Problem to work on -> If a line below contains "icon", count it; then state how many such lines there are, and nothing else.

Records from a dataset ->
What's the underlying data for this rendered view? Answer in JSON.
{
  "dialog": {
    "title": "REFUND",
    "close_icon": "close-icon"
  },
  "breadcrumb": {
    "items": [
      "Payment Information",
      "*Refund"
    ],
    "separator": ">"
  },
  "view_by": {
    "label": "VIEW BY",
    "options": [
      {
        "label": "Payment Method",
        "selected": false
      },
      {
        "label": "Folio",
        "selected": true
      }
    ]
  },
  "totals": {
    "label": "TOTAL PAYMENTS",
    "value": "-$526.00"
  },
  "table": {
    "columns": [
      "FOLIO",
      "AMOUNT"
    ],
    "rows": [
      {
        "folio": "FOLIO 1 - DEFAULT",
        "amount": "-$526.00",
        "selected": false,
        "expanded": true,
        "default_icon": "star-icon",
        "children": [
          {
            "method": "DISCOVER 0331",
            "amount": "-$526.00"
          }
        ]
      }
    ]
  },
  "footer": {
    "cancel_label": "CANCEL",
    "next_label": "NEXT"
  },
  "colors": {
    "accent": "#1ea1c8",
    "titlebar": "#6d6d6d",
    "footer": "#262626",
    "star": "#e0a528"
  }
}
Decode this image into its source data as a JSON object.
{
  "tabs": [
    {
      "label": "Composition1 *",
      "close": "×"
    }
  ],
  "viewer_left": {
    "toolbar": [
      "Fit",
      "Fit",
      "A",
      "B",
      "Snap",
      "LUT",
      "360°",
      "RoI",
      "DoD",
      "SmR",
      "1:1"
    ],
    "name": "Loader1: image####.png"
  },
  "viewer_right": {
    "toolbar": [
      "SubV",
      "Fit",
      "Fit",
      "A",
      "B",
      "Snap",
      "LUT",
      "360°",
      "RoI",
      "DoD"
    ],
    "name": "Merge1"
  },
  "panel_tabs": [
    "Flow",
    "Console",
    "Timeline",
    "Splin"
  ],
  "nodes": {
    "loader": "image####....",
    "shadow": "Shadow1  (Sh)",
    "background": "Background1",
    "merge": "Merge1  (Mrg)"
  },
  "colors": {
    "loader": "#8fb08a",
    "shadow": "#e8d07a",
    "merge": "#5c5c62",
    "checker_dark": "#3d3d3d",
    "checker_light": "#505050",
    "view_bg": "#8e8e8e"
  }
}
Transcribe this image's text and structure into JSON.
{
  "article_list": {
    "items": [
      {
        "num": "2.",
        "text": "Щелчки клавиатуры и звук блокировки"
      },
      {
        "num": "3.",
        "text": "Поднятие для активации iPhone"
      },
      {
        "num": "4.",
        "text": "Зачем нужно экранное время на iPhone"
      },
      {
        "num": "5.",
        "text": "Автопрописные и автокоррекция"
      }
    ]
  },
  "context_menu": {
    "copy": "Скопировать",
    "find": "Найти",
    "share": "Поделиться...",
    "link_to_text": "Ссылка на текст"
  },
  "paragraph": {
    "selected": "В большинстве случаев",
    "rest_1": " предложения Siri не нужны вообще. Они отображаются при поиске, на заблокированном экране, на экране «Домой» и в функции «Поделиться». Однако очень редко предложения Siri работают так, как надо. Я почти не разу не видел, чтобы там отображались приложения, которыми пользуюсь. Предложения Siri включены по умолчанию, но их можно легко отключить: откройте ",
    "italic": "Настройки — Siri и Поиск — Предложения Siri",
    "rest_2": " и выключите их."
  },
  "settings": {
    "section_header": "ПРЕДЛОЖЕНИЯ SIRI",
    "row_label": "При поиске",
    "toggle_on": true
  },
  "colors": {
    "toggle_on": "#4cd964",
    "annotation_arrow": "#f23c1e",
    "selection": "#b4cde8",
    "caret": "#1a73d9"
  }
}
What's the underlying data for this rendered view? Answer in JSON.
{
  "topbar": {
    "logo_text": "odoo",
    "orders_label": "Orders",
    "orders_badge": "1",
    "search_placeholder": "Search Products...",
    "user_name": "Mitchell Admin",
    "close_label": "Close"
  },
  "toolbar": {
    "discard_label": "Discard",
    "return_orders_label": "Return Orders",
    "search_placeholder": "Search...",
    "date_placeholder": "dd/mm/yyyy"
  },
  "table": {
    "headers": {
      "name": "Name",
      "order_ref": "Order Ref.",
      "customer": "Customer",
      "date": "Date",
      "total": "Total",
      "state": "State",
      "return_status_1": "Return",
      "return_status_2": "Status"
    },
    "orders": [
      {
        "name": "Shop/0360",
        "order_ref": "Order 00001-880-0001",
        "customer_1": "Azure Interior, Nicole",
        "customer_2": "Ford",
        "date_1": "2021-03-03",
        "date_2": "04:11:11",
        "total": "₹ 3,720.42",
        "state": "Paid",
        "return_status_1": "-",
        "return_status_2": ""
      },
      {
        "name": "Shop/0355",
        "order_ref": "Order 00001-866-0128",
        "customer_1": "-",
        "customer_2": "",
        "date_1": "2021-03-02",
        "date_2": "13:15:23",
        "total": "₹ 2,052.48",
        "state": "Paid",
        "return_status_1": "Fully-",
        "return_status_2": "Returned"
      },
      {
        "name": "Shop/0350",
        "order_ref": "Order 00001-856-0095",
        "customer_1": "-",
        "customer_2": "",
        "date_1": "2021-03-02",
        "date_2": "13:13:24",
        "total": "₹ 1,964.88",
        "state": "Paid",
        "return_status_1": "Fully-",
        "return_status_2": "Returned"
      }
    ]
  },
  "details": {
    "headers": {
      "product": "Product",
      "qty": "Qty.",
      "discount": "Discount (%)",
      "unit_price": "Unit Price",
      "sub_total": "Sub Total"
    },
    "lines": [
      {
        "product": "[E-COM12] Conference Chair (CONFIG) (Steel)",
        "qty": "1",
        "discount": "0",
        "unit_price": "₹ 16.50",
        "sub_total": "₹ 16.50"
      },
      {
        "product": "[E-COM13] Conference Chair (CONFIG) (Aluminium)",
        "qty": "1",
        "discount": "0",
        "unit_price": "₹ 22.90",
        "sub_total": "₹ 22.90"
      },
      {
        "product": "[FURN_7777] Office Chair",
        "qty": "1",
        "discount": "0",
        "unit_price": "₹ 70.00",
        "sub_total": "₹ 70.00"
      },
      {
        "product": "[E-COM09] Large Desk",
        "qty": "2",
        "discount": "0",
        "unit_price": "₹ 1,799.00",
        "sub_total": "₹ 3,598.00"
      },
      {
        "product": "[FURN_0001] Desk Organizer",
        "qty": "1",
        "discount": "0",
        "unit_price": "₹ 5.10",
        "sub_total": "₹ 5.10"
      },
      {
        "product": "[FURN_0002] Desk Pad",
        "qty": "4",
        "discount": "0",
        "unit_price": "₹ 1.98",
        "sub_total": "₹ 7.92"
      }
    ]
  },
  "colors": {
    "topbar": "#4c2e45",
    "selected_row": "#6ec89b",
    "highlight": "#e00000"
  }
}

Answer to the exercise -> 2